And now there’s one more service throwing its hat into the streaming ring: Beats Music, which debuts today. The subscription service most closely resembles Spotify in its music collection, though the way it curates playlists is closer to Songza’s offerings. You can use it as an iOS, Android, or Windows app, and there’s a desktop version, plus integration with newer LG smart TVs. A 20 million–song catalog is available on demand, and you can follow fellow users and listen to music offline (provided you have a strong signal). 

When users sign up, there is one chance to select the genres of music and artists you like and dislike by hitting various “Bubbles.” Tap the ones you like, double-tap the ones you love, and hold your finger on the ones you hate. 

These choices spur the service to show you custom recommendations, which are updated a few times a day. Beats doesn’t rely on algorithms like Pandora, instead pushing users towards playlists curated by musicians. Now, curated playlists aren’t a bad idea; as I mentioned before, Songza in particular has a strong roster of playlists. And Beats has former Pitchfork and XXL writers to make custom playlists, so you get tracks selected by people who know what’s up. Then again, Songza does the same thing, and it’s free. 

The most unusual discovery tool: Beats has a feature called “Sentences” which cobbles together playlists for users based on a weird kind of Mad Libs setup, where users fill in the blanks about how they feel and where they are. It’s fun to play around with, but the results aren’t much different than using Songza’s tool that picks music based on what time of day and day of the week it is, and what activity you are doing. 

So even the most distinctive-appearing tool isn’t actually something groundbreaking. 

Beats started as an audio hardware company, and its eponymous headphones are a success story—they’ve become a bona fide status symbol. Having a savvy celebrity cofounder in Dr. Dre helped propel the brand to its current perch, and the headphones and audio equipment continue to make brisk sales. 

It may be harder for Beats to distinguish itself in the streaming field, though. Beats has strong brand recognition, and that’s a huge advantage, but part of the appeal of Beats by Dre headphones is the look they give users, and that’s not a factor here. It’s easy to see when someone’s wearing the thick headphones, but much harder to tell whether they’re also listening to the Beats Music service or something else entirely. 

Another even more pressing obstacle: Beats Music is arriving late on the scene. And that might make you cool at industry parties, but as an app, it really needs to have something special to draw customers away from the services that got there first, and I’m not confident it’s good enough to elbow its way into an already-crowded market. I don’t see a clear benefit to using this instead of Spotify and Songza, my two go-to streaming services. I prefer to use free ad-supported versions of things. Beats doesn’t give you that option. Once your free trial is over, it’s $9.99 a month or nothin’. 
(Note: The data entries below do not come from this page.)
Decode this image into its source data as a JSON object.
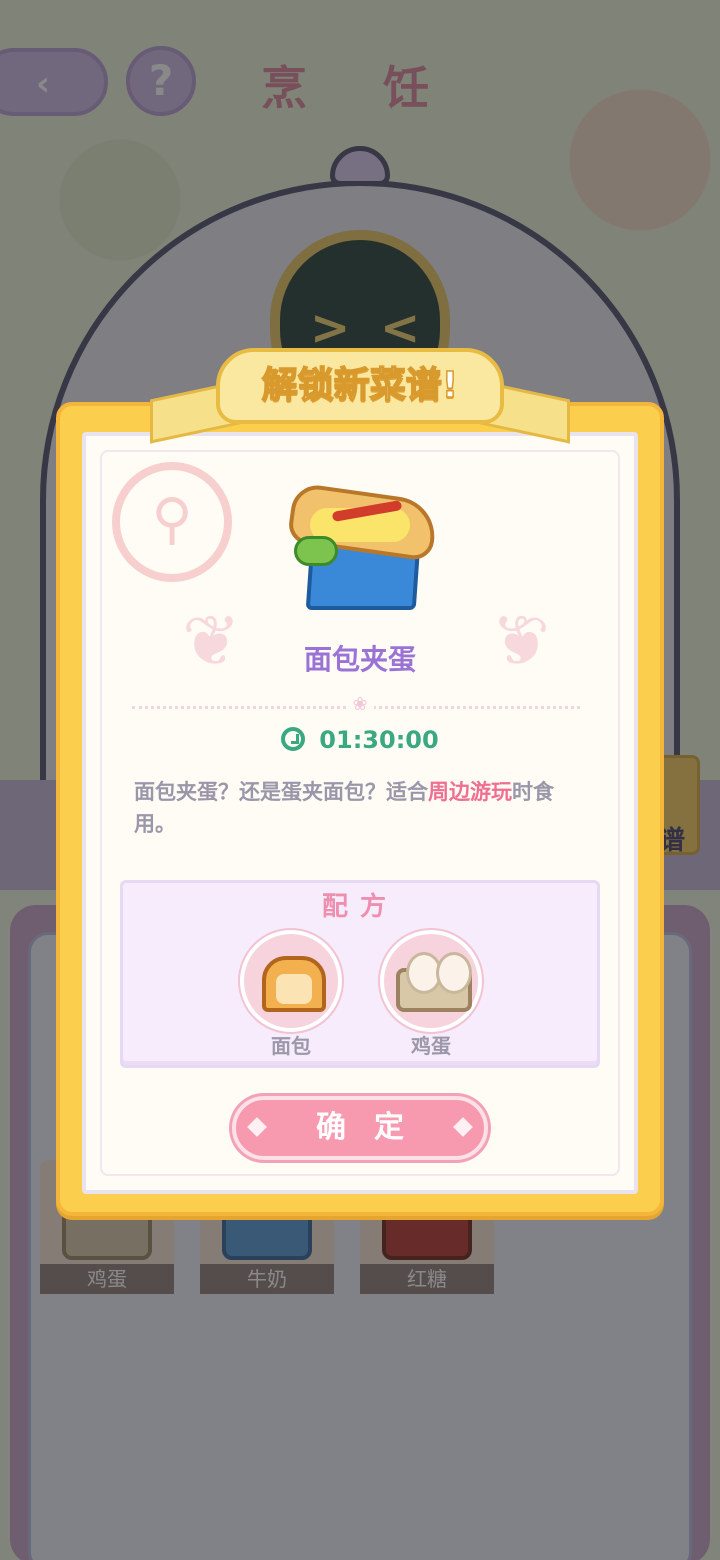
{
  "scene": {
    "title": "烹 饪",
    "help_label": "?",
    "back_label": "‹",
    "side_book_label": "谱"
  },
  "inventory": [
    {
      "label": "鸡蛋",
      "icon": "egg-carton-icon"
    },
    {
      "label": "牛奶",
      "icon": "milk-carton-icon"
    },
    {
      "label": "红糖",
      "icon": "brown-sugar-bag-icon"
    }
  ],
  "popup": {
    "banner": "解锁新菜谱!",
    "dish_icon": "egg-sandwich-icon",
    "dish_name": "面包夹蛋",
    "cook_time": "01:30:00",
    "description_parts": [
      "面包夹蛋？还是蛋夹面包？适合",
      "周边游玩",
      "时食用。"
    ],
    "recipe_title": "配方",
    "ingredients": [
      {
        "label": "面包",
        "icon": "bread-icon"
      },
      {
        "label": "鸡蛋",
        "icon": "egg-carton-icon"
      }
    ],
    "confirm_label": "确定"
  },
  "colors": {
    "popup_frame": "#fbcf4d",
    "accent_purple": "#9b73d6",
    "accent_pink": "#ef6f92",
    "timer_green": "#3aa882",
    "button_pink": "#f79aaf"
  }
}
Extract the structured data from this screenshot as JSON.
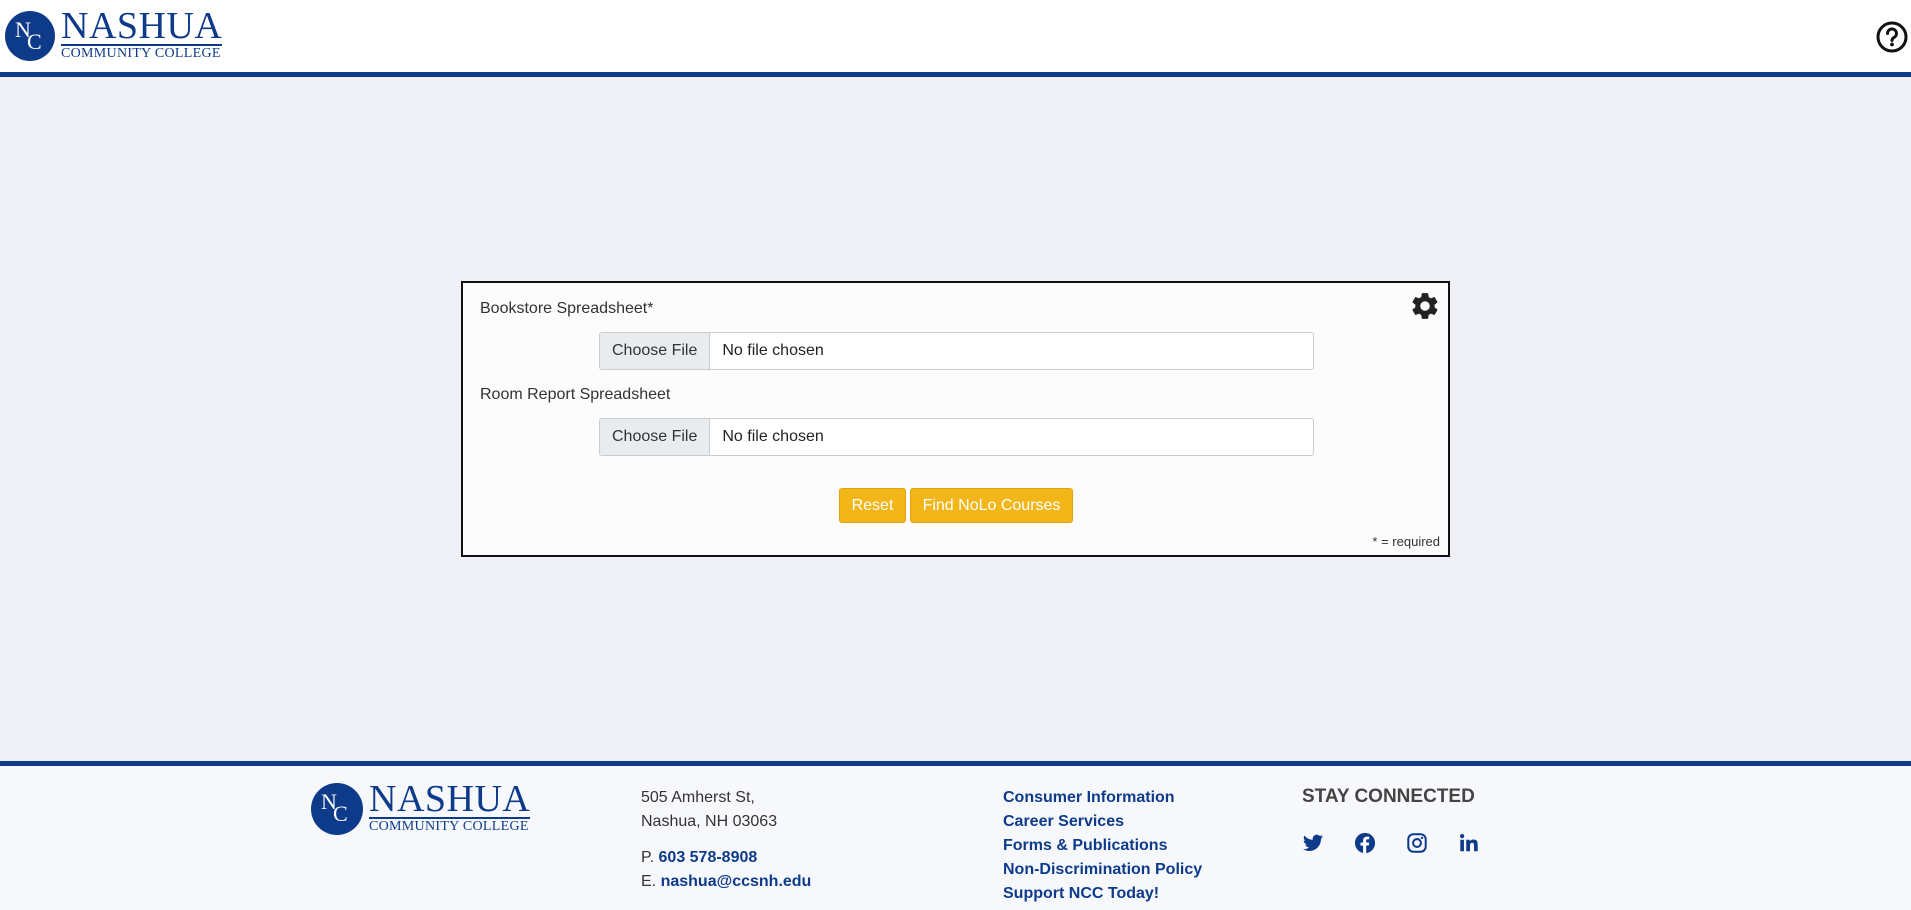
{
  "brand": {
    "seal_n": "N",
    "seal_c": "C",
    "name": "NASHUA",
    "subtitle": "COMMUNITY COLLEGE",
    "color": "#0d3b8a"
  },
  "header": {
    "help_icon": "question-circle-icon"
  },
  "form": {
    "settings_icon": "gear-icon",
    "bookstore_label": "Bookstore Spreadsheet*",
    "room_label": "Room Report Spreadsheet",
    "choose_file_label": "Choose File",
    "no_file_text": "No file chosen",
    "reset_label": "Reset",
    "find_label": "Find NoLo Courses",
    "required_note": "* = required",
    "button_color": "#f2b619"
  },
  "footer": {
    "address_line1": "505 Amherst St,",
    "address_line2": "Nashua, NH 03063",
    "phone_prefix": "P.",
    "phone": "603 578-8908",
    "email_prefix": "E.",
    "email": "nashua@ccsnh.edu",
    "links": [
      "Consumer Information",
      "Career Services",
      "Forms & Publications",
      "Non-Discrimination Policy",
      "Support NCC Today!"
    ],
    "stay_connected": "STAY CONNECTED",
    "social_icons": [
      "twitter-icon",
      "facebook-icon",
      "instagram-icon",
      "linkedin-icon"
    ]
  }
}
Of course, Beats has proven itself to be scary-adept at branding, so I wouldn’t be surprised if the company implements a successful strategy to turn its rather ordinary competing service into something that at least is hyped as superior, even if that’s really not the case. 

Screenshot via Beatsmusic.com